> **Stored data entries**
┄┄┄┄┄┄┄┄┄┄┄┄┄┄┄┄┄┄┄┄
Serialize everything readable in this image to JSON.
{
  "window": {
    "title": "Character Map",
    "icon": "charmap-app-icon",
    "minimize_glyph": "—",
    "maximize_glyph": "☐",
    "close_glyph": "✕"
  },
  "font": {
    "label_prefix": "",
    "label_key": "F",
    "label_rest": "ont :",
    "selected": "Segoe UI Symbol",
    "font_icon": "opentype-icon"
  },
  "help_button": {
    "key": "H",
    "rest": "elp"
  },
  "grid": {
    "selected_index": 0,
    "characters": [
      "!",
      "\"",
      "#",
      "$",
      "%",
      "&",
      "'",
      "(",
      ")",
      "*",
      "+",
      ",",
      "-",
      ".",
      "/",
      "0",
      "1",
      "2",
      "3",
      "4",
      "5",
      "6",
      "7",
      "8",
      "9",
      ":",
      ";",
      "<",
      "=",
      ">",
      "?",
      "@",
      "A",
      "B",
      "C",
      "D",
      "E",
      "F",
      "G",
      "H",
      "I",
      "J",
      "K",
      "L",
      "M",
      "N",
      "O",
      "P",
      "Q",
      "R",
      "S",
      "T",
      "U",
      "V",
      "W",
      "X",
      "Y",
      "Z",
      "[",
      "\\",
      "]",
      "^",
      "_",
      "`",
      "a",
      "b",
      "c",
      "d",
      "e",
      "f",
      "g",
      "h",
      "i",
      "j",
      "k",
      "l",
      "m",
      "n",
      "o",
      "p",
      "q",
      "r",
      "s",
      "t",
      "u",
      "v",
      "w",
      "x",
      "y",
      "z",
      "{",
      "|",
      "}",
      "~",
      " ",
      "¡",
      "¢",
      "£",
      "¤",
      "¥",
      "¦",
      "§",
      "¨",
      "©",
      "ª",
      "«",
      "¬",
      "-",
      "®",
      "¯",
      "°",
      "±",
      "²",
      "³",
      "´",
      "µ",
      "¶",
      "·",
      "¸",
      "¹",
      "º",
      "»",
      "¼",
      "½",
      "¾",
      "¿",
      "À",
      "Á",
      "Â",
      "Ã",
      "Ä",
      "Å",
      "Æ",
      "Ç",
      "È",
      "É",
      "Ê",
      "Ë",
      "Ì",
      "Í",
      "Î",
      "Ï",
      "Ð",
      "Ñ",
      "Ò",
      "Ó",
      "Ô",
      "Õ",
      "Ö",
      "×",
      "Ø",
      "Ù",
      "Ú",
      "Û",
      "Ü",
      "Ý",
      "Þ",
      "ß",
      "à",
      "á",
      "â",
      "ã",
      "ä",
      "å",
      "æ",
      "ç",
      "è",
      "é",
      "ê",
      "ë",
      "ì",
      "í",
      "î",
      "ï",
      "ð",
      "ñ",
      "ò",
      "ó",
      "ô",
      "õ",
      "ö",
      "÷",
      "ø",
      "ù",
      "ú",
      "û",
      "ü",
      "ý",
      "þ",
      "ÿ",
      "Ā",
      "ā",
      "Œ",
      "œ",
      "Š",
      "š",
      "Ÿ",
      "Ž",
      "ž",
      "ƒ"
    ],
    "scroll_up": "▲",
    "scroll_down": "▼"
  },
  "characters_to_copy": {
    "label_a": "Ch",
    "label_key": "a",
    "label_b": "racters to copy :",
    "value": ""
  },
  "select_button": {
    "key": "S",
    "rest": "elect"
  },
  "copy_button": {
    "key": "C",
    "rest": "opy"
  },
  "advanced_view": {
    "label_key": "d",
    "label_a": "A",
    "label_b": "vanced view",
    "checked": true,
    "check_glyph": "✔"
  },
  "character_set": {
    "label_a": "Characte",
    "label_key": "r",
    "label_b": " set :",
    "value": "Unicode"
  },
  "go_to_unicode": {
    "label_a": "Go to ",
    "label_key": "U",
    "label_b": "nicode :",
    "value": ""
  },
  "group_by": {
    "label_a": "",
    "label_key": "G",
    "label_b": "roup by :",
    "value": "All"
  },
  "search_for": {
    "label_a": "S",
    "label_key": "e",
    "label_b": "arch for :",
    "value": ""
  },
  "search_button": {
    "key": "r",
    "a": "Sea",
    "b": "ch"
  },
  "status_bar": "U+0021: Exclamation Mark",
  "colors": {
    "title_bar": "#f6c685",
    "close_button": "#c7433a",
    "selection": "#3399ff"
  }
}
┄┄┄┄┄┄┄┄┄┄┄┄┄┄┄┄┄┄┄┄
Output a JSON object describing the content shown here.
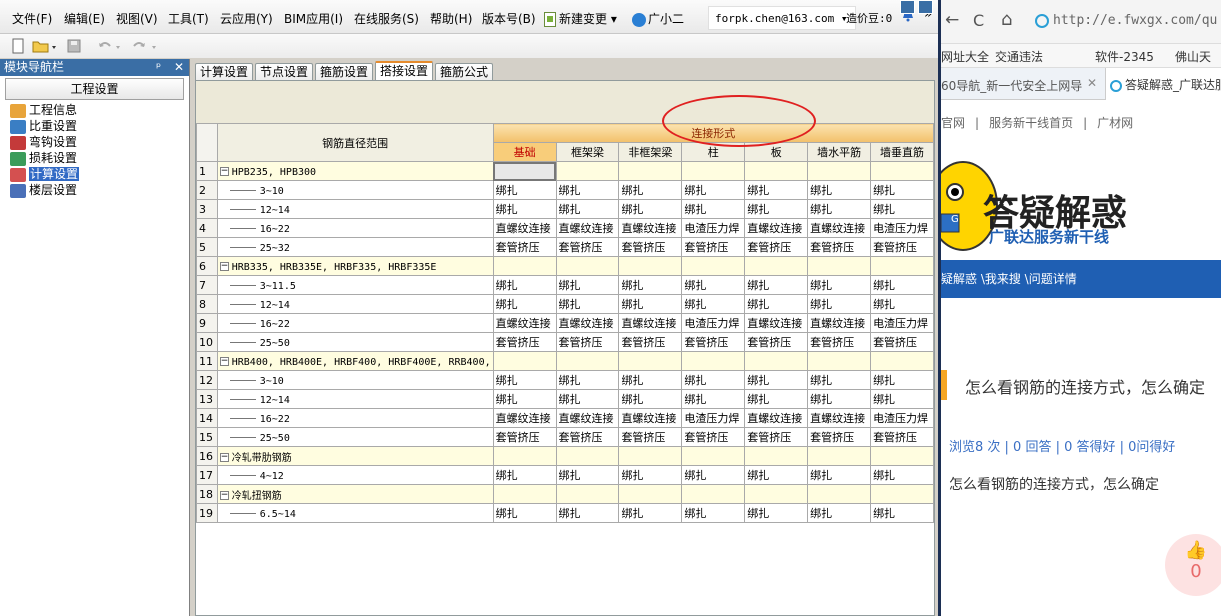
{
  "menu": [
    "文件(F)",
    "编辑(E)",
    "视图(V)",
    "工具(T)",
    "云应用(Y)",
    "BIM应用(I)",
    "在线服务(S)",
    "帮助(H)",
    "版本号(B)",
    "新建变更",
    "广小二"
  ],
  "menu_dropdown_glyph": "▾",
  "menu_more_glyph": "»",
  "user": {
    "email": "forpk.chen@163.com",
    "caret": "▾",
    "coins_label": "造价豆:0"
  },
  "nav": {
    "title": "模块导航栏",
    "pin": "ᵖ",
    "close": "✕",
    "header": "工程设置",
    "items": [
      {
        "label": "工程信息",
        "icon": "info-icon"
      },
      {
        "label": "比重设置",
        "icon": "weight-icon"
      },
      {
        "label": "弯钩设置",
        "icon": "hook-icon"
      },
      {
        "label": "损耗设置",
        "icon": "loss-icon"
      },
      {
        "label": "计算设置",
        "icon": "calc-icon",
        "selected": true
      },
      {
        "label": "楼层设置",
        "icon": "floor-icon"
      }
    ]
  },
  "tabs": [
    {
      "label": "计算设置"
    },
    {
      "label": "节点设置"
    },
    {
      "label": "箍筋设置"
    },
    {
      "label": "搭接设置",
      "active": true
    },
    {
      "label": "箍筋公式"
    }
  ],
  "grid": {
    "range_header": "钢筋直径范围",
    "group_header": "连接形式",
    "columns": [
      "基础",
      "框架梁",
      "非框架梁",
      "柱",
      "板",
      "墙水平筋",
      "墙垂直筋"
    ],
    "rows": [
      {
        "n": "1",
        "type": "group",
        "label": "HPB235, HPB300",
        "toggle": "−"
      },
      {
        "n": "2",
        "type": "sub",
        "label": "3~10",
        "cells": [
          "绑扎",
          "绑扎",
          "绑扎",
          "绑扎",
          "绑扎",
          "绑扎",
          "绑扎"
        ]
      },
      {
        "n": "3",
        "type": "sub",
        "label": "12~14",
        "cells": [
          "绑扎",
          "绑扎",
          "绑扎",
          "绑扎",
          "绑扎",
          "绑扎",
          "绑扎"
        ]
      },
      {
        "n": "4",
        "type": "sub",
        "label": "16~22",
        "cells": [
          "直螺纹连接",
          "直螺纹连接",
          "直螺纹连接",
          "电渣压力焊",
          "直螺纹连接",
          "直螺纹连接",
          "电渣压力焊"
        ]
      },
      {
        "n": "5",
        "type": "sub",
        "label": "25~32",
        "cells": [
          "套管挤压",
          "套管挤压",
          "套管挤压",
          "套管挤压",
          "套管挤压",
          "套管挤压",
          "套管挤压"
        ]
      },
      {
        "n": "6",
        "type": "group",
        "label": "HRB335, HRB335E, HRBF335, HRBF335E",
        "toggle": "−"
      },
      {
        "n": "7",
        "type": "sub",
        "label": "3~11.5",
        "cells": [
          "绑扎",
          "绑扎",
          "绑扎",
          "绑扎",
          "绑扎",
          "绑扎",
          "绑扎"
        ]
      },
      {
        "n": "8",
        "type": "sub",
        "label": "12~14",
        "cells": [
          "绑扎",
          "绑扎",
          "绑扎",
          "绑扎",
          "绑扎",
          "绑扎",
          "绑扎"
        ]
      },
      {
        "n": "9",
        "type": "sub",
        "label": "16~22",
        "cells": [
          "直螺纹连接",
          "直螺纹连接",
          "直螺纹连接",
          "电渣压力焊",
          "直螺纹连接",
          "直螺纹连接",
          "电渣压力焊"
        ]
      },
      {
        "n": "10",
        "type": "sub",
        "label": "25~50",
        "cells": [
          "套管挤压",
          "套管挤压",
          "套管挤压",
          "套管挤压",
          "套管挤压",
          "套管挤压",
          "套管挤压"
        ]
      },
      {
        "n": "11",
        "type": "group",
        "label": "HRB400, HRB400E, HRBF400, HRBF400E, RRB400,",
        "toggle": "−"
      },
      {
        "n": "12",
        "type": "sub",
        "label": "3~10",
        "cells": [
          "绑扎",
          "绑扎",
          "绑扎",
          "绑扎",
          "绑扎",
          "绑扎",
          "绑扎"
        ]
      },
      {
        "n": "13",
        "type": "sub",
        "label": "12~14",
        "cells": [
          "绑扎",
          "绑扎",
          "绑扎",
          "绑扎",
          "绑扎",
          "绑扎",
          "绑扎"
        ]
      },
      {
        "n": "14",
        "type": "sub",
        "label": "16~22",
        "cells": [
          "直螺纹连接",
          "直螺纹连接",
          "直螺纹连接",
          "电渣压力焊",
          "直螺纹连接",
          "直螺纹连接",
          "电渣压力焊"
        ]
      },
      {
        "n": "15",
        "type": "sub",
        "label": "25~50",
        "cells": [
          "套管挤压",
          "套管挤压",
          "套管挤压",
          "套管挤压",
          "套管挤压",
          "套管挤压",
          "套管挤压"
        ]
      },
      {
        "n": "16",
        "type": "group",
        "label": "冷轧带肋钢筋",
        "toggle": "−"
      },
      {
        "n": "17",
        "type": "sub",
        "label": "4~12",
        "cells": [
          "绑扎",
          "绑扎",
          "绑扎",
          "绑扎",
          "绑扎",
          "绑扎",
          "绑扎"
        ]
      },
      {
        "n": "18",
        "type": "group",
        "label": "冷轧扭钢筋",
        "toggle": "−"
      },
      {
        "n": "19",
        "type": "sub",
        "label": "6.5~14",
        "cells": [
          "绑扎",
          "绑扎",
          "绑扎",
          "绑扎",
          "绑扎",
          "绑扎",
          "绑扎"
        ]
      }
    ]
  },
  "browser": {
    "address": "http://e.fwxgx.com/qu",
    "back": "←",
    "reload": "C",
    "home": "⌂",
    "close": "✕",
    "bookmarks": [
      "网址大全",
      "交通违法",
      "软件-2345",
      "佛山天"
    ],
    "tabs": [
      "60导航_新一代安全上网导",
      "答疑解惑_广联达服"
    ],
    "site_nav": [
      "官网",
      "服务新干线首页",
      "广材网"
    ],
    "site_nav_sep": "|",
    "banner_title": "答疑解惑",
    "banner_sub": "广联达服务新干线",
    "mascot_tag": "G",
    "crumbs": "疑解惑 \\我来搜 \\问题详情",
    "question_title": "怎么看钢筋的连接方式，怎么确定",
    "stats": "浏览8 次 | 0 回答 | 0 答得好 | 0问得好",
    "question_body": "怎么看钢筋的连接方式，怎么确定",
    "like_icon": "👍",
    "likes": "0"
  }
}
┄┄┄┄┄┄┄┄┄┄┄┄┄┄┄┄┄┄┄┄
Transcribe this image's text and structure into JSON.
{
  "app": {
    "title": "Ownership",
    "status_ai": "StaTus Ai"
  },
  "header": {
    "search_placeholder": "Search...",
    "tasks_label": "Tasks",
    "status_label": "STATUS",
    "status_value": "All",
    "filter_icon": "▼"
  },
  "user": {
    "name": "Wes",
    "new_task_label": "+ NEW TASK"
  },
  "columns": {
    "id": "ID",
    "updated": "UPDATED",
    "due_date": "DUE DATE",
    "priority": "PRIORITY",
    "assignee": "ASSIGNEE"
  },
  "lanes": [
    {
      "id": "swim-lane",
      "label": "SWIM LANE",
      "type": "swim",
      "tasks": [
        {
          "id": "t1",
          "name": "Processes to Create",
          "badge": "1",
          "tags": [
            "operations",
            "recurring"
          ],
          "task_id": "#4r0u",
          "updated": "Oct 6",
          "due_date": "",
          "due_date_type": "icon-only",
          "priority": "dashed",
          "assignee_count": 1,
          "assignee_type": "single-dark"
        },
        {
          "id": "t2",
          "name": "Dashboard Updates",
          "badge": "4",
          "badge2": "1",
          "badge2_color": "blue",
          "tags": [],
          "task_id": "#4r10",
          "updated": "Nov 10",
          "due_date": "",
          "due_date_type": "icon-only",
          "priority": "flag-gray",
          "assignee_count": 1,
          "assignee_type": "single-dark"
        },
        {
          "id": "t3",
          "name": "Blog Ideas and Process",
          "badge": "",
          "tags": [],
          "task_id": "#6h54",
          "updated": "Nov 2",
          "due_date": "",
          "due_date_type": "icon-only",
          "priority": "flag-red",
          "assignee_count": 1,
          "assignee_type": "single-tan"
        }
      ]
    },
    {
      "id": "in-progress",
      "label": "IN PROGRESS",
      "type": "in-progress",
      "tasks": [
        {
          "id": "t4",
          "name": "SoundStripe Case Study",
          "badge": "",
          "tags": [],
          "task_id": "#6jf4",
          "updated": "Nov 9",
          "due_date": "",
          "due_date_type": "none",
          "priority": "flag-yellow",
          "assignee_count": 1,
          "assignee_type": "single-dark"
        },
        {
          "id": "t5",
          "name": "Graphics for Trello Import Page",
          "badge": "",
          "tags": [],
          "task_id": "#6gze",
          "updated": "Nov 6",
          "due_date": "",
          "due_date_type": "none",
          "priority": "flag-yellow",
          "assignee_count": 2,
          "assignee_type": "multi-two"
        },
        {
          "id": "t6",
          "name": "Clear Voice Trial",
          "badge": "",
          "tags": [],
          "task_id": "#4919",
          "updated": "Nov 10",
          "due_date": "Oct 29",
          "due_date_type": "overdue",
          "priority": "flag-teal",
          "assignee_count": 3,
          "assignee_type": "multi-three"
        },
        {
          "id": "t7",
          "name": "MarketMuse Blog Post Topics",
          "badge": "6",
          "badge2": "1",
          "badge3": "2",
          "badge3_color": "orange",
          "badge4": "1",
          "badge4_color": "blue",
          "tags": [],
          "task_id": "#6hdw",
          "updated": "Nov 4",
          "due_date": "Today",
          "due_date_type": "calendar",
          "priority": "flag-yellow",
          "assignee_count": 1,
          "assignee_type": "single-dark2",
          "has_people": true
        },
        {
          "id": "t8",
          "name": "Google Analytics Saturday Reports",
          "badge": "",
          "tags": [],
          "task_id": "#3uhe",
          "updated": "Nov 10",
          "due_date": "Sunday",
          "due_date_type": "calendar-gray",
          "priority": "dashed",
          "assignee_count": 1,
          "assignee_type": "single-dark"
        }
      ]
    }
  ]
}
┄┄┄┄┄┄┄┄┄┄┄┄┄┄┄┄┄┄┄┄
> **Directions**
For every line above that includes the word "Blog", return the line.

> **Exercise result**
          "name": "Blog Ideas and Process",
          "name": "MarketMuse Blog Post Topics",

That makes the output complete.